### EXTRACTED ENTRIES ###
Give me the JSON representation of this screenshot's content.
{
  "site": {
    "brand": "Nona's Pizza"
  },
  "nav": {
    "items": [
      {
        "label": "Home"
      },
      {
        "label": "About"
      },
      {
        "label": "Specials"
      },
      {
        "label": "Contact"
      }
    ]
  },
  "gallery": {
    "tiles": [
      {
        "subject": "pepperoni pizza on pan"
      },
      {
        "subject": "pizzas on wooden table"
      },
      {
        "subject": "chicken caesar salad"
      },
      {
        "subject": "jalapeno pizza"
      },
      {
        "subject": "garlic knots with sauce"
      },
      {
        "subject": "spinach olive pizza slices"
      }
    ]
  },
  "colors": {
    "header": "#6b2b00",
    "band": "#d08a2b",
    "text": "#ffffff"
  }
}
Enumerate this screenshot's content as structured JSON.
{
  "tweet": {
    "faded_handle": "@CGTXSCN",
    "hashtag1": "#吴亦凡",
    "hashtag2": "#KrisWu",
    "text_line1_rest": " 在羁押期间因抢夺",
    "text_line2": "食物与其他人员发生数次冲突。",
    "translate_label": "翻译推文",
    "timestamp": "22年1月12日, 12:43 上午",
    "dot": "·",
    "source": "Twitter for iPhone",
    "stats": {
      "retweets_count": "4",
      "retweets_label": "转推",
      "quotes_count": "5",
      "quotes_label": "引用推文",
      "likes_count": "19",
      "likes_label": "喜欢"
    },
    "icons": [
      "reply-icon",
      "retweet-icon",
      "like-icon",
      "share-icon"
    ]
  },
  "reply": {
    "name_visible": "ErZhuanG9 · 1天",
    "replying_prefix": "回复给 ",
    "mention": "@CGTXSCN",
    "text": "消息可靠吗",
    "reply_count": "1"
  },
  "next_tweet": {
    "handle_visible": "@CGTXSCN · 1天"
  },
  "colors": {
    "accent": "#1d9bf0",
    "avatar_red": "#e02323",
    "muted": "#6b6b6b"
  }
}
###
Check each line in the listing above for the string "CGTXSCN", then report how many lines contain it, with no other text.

3